### Dataset rows describing interfaces
<<<<
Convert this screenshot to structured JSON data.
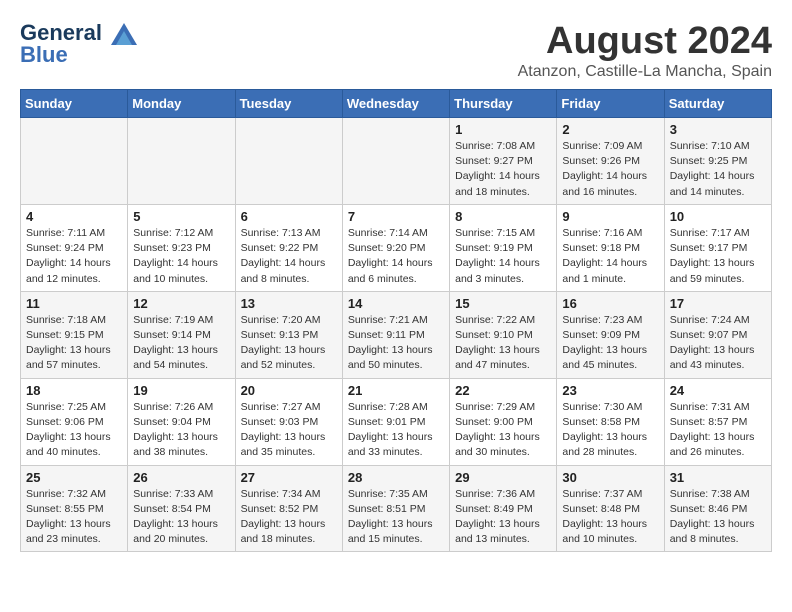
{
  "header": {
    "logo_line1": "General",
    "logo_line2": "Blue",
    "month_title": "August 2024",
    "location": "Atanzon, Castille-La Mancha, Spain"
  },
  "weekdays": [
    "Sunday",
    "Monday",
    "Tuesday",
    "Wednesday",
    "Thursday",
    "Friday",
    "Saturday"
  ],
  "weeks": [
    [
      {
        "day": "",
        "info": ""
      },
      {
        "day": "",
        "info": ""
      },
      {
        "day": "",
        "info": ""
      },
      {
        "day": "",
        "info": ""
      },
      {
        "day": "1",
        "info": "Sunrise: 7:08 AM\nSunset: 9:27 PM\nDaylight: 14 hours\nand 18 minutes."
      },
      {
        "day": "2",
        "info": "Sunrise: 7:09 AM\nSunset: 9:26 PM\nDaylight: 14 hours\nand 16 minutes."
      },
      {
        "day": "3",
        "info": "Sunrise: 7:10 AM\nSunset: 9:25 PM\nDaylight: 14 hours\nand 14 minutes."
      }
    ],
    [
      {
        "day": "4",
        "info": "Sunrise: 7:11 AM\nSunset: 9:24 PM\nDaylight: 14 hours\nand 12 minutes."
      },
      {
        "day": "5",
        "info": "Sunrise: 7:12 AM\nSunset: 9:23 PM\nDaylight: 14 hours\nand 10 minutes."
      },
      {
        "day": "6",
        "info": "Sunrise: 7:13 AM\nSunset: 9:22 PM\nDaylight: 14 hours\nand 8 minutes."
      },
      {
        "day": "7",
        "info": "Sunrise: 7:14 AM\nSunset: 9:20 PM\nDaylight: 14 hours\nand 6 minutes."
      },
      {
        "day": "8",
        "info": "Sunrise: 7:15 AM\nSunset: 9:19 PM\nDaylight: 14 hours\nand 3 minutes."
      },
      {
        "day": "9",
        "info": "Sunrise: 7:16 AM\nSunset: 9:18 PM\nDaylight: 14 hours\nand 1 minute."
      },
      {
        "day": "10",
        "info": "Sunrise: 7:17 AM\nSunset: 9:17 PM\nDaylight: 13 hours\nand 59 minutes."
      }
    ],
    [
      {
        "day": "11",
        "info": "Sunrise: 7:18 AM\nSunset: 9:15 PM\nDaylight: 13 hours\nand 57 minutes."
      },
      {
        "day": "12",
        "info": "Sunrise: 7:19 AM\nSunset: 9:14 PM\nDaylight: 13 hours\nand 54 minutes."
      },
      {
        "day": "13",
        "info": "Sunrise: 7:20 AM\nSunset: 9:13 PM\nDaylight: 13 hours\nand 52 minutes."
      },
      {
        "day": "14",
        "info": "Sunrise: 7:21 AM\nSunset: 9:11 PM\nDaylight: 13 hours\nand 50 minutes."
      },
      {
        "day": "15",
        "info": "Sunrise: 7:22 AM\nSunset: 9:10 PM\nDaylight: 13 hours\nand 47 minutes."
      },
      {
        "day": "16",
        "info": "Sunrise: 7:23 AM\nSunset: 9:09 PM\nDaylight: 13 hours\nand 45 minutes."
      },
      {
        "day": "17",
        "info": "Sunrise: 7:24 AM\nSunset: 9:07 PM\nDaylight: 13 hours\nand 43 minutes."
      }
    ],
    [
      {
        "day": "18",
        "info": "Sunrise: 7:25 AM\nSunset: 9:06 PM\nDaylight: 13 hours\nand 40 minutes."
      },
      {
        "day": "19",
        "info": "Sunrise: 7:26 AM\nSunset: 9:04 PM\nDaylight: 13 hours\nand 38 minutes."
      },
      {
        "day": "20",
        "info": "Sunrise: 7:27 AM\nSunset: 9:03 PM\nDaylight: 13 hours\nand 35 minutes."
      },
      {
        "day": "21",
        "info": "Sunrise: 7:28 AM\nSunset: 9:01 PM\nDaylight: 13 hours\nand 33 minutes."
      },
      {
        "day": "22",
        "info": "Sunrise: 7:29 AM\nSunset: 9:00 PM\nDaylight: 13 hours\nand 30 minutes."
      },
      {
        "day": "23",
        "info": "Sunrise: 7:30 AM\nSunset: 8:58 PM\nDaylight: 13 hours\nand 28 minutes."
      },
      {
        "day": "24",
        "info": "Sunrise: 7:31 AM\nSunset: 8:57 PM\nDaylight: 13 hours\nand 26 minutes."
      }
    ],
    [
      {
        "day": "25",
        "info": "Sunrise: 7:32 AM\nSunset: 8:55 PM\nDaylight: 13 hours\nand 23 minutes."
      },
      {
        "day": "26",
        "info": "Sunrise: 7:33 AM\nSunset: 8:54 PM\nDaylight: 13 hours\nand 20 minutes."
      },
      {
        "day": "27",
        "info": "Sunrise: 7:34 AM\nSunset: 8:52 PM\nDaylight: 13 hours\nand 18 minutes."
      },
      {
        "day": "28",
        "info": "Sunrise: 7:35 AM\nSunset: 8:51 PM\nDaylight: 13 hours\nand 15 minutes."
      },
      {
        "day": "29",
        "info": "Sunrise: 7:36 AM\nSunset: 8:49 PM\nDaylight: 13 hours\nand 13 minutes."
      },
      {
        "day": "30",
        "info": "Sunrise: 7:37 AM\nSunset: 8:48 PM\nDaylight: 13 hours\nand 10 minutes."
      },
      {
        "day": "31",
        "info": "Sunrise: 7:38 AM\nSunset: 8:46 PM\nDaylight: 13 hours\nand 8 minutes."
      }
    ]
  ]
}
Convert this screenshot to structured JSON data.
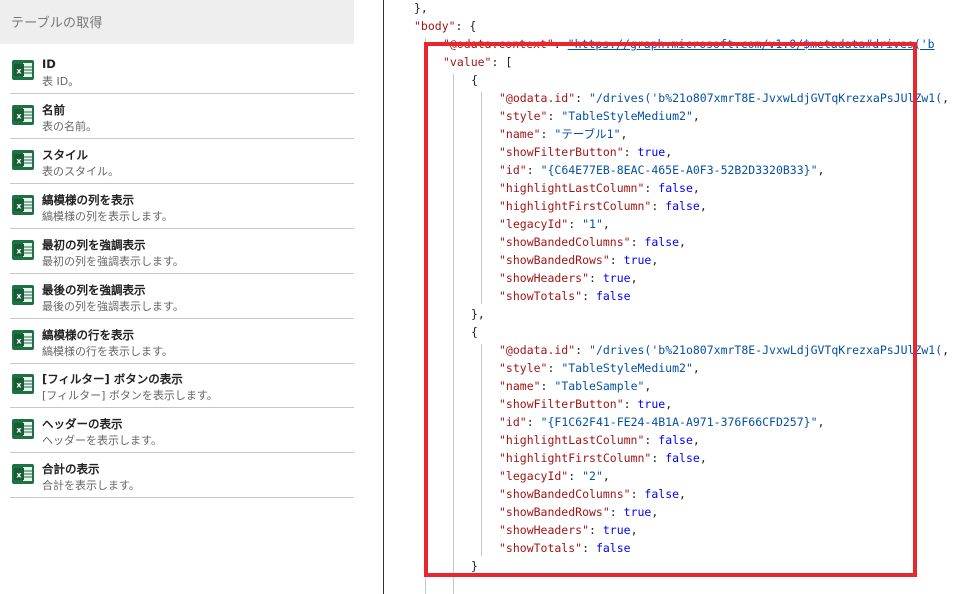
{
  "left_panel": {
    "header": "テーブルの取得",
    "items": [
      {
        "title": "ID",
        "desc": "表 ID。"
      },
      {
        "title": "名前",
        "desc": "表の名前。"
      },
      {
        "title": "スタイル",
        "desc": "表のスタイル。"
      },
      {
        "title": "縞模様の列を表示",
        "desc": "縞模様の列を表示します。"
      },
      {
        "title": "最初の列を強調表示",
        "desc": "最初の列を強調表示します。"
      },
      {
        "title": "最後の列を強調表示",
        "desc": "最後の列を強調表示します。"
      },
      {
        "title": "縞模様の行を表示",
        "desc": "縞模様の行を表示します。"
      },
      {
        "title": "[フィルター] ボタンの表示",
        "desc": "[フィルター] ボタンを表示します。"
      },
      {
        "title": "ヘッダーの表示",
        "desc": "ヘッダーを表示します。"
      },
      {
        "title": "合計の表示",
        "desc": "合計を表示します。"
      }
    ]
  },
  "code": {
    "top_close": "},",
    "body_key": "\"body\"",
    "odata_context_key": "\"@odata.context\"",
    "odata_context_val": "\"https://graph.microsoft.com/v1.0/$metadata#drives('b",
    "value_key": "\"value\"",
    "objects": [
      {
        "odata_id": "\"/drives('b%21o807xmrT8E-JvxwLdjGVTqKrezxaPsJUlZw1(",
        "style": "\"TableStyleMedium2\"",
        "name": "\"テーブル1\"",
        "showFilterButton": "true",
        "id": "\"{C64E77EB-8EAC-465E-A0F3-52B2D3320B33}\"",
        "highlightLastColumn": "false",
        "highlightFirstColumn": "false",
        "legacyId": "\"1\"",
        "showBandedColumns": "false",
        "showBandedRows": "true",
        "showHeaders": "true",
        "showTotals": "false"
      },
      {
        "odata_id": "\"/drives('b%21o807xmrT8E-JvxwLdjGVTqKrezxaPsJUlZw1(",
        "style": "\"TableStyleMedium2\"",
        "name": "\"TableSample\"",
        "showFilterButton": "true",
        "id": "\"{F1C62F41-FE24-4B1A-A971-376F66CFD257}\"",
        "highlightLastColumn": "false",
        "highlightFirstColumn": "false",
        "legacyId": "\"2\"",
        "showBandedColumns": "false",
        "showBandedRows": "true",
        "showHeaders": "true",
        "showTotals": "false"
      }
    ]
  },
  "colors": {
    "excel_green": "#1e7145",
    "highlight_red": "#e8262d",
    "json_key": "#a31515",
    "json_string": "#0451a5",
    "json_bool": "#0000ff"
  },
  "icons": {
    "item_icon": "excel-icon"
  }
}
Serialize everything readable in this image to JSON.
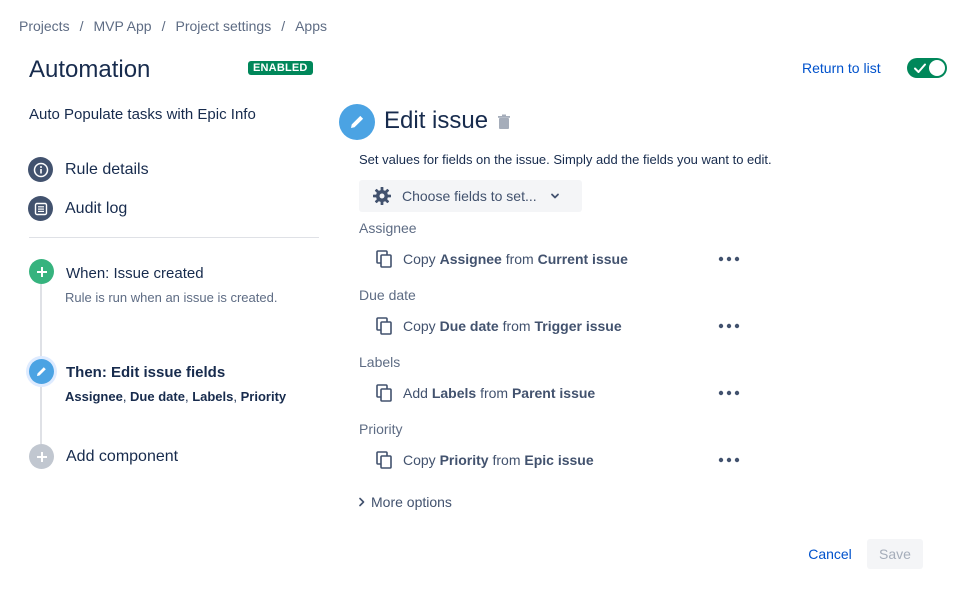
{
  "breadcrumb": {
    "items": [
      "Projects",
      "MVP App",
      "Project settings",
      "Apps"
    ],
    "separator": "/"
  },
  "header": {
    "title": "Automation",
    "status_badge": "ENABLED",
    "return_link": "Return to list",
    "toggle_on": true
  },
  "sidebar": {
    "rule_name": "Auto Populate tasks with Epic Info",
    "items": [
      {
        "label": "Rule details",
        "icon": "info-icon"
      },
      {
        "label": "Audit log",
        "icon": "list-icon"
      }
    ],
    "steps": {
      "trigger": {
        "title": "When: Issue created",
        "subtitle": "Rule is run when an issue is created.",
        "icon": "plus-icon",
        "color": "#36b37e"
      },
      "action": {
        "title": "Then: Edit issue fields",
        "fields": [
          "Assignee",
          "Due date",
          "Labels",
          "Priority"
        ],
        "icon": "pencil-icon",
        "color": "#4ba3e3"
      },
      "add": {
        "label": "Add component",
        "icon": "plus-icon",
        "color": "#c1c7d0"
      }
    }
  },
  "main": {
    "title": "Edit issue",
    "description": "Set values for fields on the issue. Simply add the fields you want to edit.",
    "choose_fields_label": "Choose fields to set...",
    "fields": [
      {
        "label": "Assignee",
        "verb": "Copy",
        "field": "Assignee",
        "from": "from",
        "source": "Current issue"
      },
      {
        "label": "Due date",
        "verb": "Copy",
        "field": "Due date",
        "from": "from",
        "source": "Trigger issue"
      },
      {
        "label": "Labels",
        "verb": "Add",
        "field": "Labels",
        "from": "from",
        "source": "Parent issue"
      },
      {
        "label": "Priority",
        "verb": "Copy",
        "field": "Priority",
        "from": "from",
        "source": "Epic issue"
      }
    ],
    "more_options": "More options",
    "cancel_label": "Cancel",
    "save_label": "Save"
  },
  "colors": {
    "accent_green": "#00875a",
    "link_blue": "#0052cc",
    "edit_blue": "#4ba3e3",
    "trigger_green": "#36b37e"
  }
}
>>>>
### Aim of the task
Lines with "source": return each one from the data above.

### Final answer
        "source": "Current issue"
        "source": "Trigger issue"
        "source": "Parent issue"
        "source": "Epic issue"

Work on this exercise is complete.